November 5, 2008
NBAA and the business aviation community want to continue working with the Transportation Security Administration (TSA) to harden the industry against terrorist threats.
However, the Association and its Members are very concerned about the Notice of Proposed Rulemaking (NPRM) for the TSA’s recently released Large Aircraft Security Program (LASP), which was published in the Federal Register at the end of October.
Below are some concerns:
Application of the TSA’s proposal to airplanes as small as 12,500 lbs.
Despite its name, “The TSA’s “Large Aircraft Security Program” applies to very small planes owned by individuals and small companies. Although the preamble to the proposal suggests that the TSA’s plan will cover airplanes similar to those used by commercial airlines, the fact is that the airlines use airplanes far larger than 12,500 lbs.
The proposal contains a list of more than 80 “prohibited items,” some of which may be routinely carried aboard business aircraft (everyday tools, for example) because they are central to NBAA Members’ business needs. Does it really make sense for a company sending a team of employees to fix a problem with one of their assembly lines not to be able to access to their tools in flight? Does it really make sense for a sporting goods manufacturer not to be able to access their products in flight as they try to prepare for a sales presentation? Given that most airplanes used in business aviation have little or no cargo space, it will often be hard to determine where the equipment will be stowed.
Procedures for Carrying Federal Air Marshals (FAMs).
The TSA’s proposal would require owners of some airplanes to develop procedures to carry a federal air marshal when told to do so by the TSA, even though it is hard to imagine why a non-commercial operator would ever be required to transport a law enforcement officer. The only people allowed to board a private airplane are the pilots, who are subject to background checks, and individuals well known to the owner—employees, family members or invited guests—all of whom will be confirmed not to be on the watch list.
TSA proposes to require owners of general aviation aircraft to pay independent consultants to conduct security audits. The security requirements subject to audit are not well articulated, so it is difficult to understand the scope of what is being proposed. Therefore, as yet unanswered are important questions about the scope and requirements for the proposed audits, the fees involved for conducting and complying with the audits, and the timeframe required for each audit.

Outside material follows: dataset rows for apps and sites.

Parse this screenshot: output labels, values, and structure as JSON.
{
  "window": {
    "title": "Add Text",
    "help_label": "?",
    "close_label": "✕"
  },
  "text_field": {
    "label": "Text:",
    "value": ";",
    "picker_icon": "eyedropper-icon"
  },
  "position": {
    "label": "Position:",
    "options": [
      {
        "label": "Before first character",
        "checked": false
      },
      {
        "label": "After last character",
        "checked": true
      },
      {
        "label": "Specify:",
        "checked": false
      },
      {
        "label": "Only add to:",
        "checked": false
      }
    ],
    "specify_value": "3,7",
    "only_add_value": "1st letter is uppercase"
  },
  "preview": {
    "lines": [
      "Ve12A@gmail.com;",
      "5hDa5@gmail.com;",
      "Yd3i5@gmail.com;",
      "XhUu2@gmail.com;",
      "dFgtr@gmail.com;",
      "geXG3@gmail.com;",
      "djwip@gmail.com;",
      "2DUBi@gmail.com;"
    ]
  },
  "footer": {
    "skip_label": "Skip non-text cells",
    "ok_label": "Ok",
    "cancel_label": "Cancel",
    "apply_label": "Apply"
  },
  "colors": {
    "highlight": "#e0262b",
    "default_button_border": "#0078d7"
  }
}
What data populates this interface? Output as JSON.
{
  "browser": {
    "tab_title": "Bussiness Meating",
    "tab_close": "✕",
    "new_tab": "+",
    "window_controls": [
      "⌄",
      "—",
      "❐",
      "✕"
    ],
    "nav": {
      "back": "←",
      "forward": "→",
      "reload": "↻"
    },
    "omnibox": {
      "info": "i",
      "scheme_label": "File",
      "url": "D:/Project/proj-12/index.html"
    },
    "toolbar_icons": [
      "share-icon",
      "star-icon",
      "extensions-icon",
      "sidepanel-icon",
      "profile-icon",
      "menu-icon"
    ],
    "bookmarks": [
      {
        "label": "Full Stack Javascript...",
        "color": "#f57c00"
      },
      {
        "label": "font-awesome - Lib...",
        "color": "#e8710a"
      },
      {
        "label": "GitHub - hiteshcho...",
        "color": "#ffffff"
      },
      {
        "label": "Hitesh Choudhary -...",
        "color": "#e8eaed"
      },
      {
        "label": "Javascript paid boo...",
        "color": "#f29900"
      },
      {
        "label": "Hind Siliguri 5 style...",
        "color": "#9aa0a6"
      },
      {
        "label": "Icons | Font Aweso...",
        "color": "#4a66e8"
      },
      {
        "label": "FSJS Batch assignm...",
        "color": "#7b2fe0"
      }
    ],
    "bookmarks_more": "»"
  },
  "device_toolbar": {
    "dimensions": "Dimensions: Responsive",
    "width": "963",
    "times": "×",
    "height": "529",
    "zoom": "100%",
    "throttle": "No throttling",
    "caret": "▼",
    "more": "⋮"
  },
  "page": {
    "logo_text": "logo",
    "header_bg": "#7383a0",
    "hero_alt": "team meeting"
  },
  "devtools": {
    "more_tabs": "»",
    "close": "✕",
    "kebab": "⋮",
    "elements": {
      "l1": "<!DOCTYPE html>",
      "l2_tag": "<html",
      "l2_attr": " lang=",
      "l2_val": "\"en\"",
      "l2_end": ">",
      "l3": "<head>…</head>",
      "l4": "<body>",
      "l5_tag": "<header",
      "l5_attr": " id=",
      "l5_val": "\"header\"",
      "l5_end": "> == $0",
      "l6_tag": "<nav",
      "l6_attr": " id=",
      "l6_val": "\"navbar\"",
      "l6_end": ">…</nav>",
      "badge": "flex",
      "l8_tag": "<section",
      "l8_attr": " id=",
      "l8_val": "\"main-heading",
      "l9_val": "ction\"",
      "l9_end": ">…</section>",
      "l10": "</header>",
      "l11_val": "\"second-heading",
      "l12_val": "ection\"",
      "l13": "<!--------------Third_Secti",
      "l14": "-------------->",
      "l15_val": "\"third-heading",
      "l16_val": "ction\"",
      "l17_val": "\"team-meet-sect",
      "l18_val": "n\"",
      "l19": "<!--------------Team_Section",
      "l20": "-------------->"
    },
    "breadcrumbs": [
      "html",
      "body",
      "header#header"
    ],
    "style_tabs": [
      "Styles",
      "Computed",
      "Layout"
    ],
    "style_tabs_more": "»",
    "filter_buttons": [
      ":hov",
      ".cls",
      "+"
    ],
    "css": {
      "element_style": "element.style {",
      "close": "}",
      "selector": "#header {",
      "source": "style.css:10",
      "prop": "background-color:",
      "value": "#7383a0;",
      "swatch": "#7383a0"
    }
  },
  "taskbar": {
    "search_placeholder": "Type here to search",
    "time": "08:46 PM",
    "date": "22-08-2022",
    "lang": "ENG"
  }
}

NBAA and the business aviation community want to be a security partner with the TSA, but we are concerned that the TSA’s new proposal misses the mark. We are convinced there are ways to maintain the vital balance between enhancing aviation security and preserving the mobility and flexibility that are at the foundation of business aviation.